* WHAT THE EXERCISE ASKS
The data that follows is to be given again, exactly as written.

[Dataset rows describing interfaces]
::::::

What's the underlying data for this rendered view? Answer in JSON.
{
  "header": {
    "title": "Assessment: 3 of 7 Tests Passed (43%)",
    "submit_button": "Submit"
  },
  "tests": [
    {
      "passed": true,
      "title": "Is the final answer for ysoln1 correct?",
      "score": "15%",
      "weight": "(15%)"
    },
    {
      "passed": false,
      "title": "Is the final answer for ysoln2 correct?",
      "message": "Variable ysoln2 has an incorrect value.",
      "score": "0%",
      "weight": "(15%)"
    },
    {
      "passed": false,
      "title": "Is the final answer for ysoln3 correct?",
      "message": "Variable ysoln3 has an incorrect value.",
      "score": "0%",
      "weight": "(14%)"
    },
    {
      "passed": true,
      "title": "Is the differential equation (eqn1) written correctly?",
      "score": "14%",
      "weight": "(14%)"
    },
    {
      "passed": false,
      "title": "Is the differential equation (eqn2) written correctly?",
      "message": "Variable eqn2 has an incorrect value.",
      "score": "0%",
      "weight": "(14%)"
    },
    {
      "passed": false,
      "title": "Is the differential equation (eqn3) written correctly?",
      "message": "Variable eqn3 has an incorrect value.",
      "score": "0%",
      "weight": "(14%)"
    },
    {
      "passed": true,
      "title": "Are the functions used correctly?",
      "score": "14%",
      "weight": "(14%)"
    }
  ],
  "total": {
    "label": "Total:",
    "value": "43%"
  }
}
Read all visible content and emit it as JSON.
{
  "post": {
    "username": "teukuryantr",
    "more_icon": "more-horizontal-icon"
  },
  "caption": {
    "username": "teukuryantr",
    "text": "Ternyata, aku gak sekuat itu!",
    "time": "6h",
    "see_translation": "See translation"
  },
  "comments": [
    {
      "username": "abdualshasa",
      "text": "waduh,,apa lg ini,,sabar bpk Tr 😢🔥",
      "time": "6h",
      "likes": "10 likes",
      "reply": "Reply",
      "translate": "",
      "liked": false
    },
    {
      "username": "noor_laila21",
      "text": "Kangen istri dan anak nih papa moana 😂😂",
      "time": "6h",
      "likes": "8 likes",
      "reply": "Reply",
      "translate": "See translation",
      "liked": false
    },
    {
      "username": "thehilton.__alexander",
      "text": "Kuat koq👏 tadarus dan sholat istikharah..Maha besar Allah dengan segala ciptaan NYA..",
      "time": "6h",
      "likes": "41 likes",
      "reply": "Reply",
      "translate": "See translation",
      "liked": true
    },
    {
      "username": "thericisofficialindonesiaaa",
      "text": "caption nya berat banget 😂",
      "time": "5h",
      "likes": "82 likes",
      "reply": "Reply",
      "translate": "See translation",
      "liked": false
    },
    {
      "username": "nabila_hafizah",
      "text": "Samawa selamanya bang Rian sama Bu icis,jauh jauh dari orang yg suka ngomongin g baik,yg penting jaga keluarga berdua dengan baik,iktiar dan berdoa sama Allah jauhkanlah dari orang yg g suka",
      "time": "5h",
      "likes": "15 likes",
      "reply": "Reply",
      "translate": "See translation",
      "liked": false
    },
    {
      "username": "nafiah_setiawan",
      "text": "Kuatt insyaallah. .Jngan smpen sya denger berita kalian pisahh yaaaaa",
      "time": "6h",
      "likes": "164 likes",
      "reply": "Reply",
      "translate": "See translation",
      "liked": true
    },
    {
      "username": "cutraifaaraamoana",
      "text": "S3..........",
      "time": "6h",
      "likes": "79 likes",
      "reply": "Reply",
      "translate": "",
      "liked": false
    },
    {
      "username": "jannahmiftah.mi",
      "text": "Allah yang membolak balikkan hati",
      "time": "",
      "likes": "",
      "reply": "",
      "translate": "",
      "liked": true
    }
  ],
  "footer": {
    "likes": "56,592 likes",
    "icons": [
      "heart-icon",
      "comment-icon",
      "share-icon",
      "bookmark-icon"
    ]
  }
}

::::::

* ANSWER BOX
What's the underlying data for this rendered view? Answer in JSON.
{
  "header": {
    "title": "Assessment: 3 of 7 Tests Passed (43%)",
    "submit_button": "Submit"
  },
  "tests": [
    {
      "passed": true,
      "title": "Is the final answer for ysoln1 correct?",
      "score": "15%",
      "weight": "(15%)"
    },
    {
      "passed": false,
      "title": "Is the final answer for ysoln2 correct?",
      "message": "Variable ysoln2 has an incorrect value.",
      "score": "0%",
      "weight": "(15%)"
    },
    {
      "passed": false,
      "title": "Is the final answer for ysoln3 correct?",
      "message": "Variable ysoln3 has an incorrect value.",
      "score": "0%",
      "weight": "(14%)"
    },
    {
      "passed": true,
      "title": "Is the differential equation (eqn1) written correctly?",
      "score": "14%",
      "weight": "(14%)"
    },
    {
      "passed": false,
      "title": "Is the differential equation (eqn2) written correctly?",
      "message": "Variable eqn2 has an incorrect value.",
      "score": "0%",
      "weight": "(14%)"
    },
    {
      "passed": false,
      "title": "Is the differential equation (eqn3) written correctly?",
      "message": "Variable eqn3 has an incorrect value.",
      "score": "0%",
      "weight": "(14%)"
    },
    {
      "passed": true,
      "title": "Are the functions used correctly?",
      "score": "14%",
      "weight": "(14%)"
    }
  ],
  "total": {
    "label": "Total:",
    "value": "43%"
  }
}
Read all visible content and emit it as JSON.
{
  "post": {
    "username": "teukuryantr",
    "more_icon": "more-horizontal-icon"
  },
  "caption": {
    "username": "teukuryantr",
    "text": "Ternyata, aku gak sekuat itu!",
    "time": "6h",
    "see_translation": "See translation"
  },
  "comments": [
    {
      "username": "abdualshasa",
      "text": "waduh,,apa lg ini,,sabar bpk Tr 😢🔥",
      "time": "6h",
      "likes": "10 likes",
      "reply": "Reply",
      "translate": "",
      "liked": false
    },
    {
      "username": "noor_laila21",
      "text": "Kangen istri dan anak nih papa moana 😂😂",
      "time": "6h",
      "likes": "8 likes",
      "reply": "Reply",
      "translate": "See translation",
      "liked": false
    },
    {
      "username": "thehilton.__alexander",
      "text": "Kuat koq👏 tadarus dan sholat istikharah..Maha besar Allah dengan segala ciptaan NYA..",
      "time": "6h",
      "likes": "41 likes",
      "reply": "Reply",
      "translate": "See translation",
      "liked": true
    },
    {
      "username": "thericisofficialindonesiaaa",
      "text": "caption nya berat banget 😂",
      "time": "5h",
      "likes": "82 likes",
      "reply": "Reply",
      "translate": "See translation",
      "liked": false
    },
    {
      "username": "nabila_hafizah",
      "text": "Samawa selamanya bang Rian sama Bu icis,jauh jauh dari orang yg suka ngomongin g baik,yg penting jaga keluarga berdua dengan baik,iktiar dan berdoa sama Allah jauhkanlah dari orang yg g suka",
      "time": "5h",
      "likes": "15 likes",
      "reply": "Reply",
      "translate": "See translation",
      "liked": false
    },
    {
      "username": "nafiah_setiawan",
      "text": "Kuatt insyaallah. .Jngan smpen sya denger berita kalian pisahh yaaaaa",
      "time": "6h",
      "likes": "164 likes",
      "reply": "Reply",
      "translate": "See translation",
      "liked": true
    },
    {
      "username": "cutraifaaraamoana",
      "text": "S3..........",
      "time": "6h",
      "likes": "79 likes",
      "reply": "Reply",
      "translate": "",
      "liked": false
    },
    {
      "username": "jannahmiftah.mi",
      "text": "Allah yang membolak balikkan hati",
      "time": "",
      "likes": "",
      "reply": "",
      "translate": "",
      "liked": true
    }
  ],
  "footer": {
    "likes": "56,592 likes",
    "icons": [
      "heart-icon",
      "comment-icon",
      "share-icon",
      "bookmark-icon"
    ]
  }
}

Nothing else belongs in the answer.